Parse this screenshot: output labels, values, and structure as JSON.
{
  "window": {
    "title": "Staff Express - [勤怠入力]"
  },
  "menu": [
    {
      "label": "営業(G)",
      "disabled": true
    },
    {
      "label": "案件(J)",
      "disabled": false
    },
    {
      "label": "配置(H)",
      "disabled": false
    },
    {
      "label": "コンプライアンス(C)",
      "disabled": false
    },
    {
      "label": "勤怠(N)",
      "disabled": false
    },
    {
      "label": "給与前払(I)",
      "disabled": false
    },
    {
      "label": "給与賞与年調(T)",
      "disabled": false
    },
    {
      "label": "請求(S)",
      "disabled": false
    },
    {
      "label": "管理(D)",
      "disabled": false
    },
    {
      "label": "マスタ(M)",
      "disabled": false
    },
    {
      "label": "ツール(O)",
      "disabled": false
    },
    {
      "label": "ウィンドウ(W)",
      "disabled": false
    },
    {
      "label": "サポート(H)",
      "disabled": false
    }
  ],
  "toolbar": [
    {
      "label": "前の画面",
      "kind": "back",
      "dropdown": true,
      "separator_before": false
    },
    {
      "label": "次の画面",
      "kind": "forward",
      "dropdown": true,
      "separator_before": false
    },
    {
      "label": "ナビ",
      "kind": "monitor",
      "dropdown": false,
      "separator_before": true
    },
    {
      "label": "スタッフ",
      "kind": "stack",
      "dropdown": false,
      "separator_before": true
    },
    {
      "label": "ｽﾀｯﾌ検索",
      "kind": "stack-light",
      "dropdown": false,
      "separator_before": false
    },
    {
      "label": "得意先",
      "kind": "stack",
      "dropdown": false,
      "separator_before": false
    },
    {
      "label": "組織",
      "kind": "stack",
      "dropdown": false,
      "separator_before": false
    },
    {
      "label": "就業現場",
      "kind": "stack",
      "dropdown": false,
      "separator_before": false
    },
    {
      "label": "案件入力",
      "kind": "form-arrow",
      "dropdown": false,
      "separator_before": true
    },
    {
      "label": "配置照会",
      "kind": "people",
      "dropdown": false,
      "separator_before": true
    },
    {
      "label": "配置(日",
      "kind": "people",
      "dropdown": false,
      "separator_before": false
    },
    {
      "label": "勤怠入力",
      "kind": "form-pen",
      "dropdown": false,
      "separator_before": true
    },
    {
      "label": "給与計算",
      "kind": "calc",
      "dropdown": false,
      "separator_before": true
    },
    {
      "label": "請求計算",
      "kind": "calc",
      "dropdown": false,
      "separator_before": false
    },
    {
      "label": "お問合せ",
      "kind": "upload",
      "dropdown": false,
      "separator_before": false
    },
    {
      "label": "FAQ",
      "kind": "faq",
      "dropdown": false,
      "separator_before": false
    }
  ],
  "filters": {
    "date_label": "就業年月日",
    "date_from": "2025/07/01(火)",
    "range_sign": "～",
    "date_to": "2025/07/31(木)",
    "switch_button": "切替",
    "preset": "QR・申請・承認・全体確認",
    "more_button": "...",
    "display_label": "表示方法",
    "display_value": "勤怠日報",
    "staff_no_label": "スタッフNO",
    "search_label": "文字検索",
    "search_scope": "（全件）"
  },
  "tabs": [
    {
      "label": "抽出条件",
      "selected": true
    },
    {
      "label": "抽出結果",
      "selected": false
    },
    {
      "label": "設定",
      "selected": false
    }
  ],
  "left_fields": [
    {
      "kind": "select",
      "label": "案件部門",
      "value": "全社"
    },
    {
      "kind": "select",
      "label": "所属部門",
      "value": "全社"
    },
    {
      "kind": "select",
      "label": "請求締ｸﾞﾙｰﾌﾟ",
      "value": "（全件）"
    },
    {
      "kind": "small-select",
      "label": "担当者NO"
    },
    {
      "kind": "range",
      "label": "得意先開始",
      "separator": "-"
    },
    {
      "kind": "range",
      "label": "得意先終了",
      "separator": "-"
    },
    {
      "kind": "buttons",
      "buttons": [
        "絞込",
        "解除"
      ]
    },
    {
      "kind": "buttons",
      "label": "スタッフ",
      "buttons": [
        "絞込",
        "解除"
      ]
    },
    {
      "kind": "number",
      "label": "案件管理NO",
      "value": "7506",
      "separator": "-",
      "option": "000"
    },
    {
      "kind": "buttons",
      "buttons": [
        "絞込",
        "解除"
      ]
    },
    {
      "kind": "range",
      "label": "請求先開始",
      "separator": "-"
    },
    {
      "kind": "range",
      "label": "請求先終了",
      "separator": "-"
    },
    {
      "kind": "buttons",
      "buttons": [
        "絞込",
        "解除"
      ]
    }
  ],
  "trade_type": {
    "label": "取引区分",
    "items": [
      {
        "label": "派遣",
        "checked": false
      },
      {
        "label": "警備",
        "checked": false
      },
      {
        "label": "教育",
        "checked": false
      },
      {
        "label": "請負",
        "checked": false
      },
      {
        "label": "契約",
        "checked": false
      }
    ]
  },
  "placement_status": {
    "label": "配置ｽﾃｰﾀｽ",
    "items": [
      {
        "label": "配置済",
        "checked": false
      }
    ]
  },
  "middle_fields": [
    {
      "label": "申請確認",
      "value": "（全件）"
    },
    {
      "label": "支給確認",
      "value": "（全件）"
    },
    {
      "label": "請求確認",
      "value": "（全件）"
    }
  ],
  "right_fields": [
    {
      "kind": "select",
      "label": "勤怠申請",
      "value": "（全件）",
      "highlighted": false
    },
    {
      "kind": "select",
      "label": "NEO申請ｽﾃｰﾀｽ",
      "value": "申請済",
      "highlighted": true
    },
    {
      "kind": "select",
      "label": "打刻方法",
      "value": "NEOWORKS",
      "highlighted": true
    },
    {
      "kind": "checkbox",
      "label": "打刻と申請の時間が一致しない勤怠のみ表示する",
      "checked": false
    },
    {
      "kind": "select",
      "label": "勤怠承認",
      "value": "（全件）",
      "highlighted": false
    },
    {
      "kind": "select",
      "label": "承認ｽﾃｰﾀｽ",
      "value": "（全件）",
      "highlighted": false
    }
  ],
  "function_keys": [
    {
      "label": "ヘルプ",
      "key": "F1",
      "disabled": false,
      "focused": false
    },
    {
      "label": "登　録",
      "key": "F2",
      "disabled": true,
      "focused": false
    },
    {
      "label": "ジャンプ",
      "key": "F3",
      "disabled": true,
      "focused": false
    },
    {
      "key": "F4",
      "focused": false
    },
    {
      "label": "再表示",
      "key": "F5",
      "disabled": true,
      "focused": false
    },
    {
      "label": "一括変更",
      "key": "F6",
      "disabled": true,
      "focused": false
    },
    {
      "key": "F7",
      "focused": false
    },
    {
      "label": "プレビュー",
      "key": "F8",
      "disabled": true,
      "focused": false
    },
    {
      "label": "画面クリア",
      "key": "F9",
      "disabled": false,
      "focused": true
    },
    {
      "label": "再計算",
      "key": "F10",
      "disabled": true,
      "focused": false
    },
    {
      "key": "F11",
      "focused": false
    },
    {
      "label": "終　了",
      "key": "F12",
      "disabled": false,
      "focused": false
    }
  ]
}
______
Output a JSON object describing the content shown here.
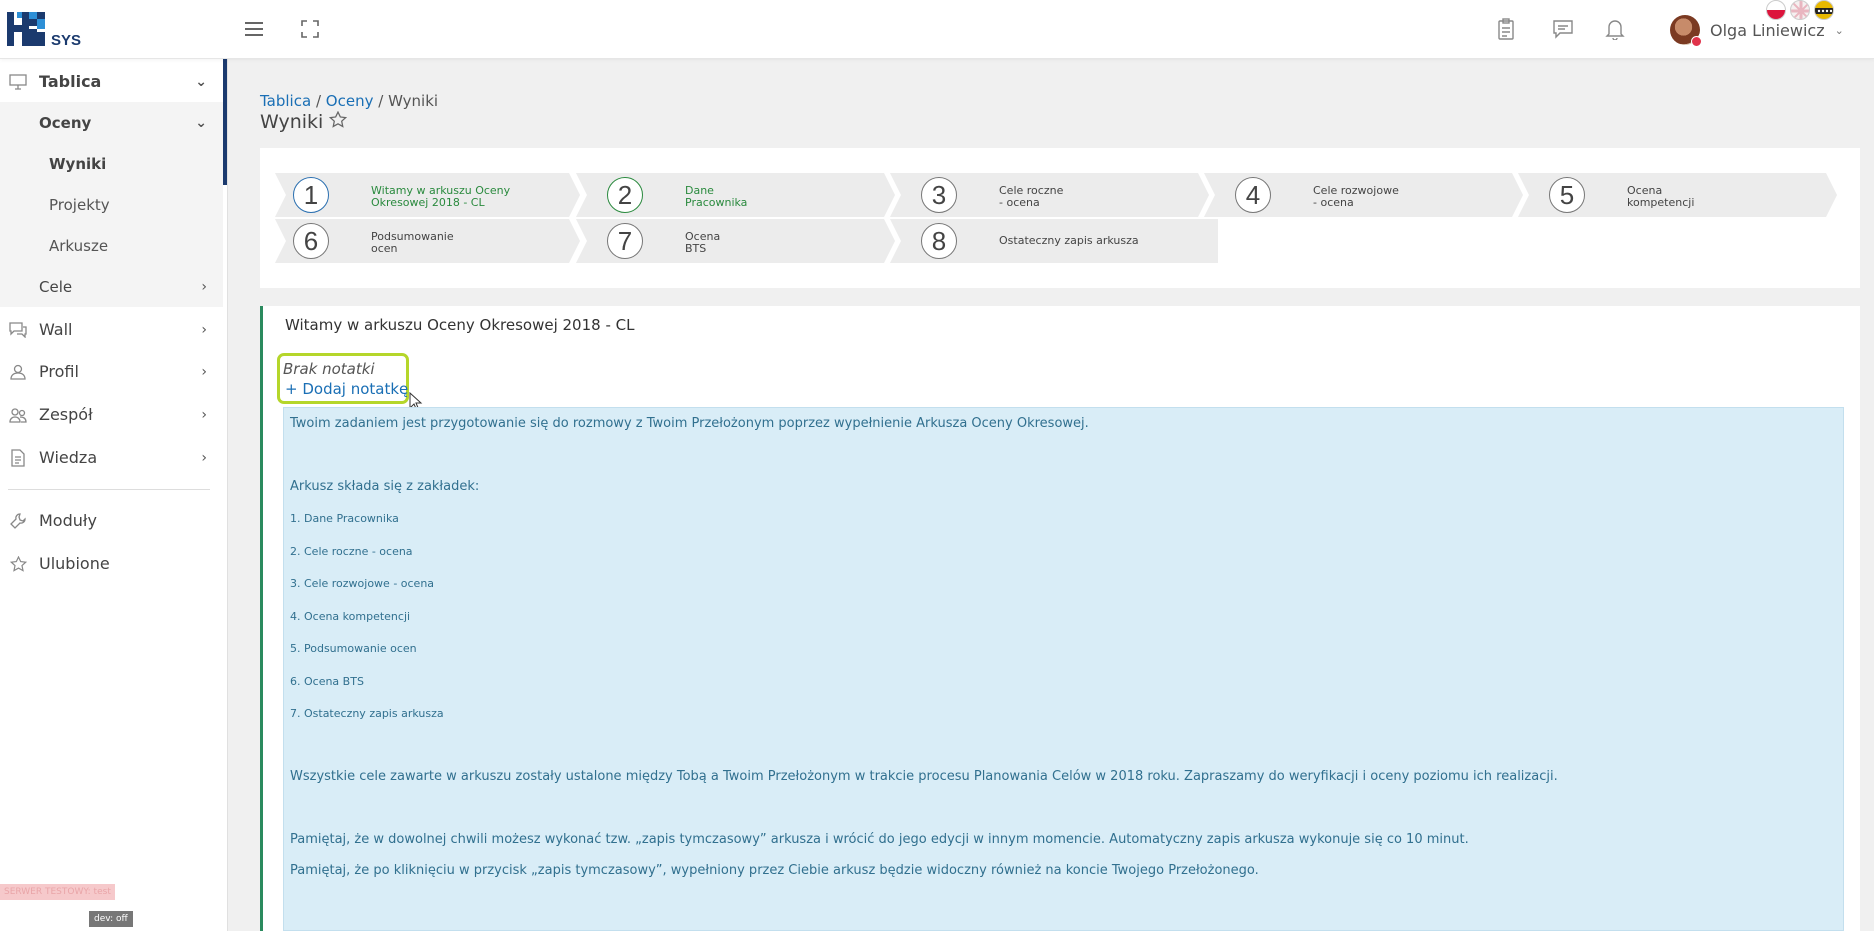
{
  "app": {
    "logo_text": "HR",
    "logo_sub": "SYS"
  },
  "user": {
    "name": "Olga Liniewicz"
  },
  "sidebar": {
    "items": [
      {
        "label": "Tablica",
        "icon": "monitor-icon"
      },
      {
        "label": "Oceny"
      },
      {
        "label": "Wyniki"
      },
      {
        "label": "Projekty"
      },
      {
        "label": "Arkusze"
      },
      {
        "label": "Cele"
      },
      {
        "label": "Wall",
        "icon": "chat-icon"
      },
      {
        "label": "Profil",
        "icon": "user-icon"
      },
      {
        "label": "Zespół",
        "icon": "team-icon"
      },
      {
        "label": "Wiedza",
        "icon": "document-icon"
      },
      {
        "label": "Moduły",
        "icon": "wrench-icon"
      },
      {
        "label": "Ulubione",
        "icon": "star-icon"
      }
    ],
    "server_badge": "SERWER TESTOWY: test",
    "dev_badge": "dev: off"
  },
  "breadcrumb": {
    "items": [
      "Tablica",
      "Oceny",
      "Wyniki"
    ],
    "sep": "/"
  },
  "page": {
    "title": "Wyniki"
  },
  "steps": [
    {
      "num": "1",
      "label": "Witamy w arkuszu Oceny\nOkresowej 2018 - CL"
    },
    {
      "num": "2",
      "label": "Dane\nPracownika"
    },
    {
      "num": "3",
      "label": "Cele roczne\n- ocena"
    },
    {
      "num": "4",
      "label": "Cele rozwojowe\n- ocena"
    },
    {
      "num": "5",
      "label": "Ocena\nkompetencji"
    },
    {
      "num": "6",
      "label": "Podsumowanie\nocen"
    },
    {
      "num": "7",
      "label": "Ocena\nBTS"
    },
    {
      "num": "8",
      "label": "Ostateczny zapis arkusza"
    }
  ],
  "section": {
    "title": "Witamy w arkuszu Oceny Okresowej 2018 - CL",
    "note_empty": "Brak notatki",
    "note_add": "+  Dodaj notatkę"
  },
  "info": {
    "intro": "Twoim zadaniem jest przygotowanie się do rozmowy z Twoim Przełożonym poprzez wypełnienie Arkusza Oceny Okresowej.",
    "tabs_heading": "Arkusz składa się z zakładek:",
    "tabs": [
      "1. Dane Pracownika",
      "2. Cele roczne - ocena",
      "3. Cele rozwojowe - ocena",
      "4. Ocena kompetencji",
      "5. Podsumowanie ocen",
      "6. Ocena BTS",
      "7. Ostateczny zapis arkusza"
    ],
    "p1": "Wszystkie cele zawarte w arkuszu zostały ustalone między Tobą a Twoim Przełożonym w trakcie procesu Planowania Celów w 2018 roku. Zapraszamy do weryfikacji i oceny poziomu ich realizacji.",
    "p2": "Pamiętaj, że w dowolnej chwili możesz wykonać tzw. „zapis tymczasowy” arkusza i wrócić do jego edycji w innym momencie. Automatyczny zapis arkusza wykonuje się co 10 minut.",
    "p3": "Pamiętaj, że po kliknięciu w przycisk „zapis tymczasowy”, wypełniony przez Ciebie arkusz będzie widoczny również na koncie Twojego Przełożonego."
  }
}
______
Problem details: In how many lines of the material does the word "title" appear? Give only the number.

Task solution: 3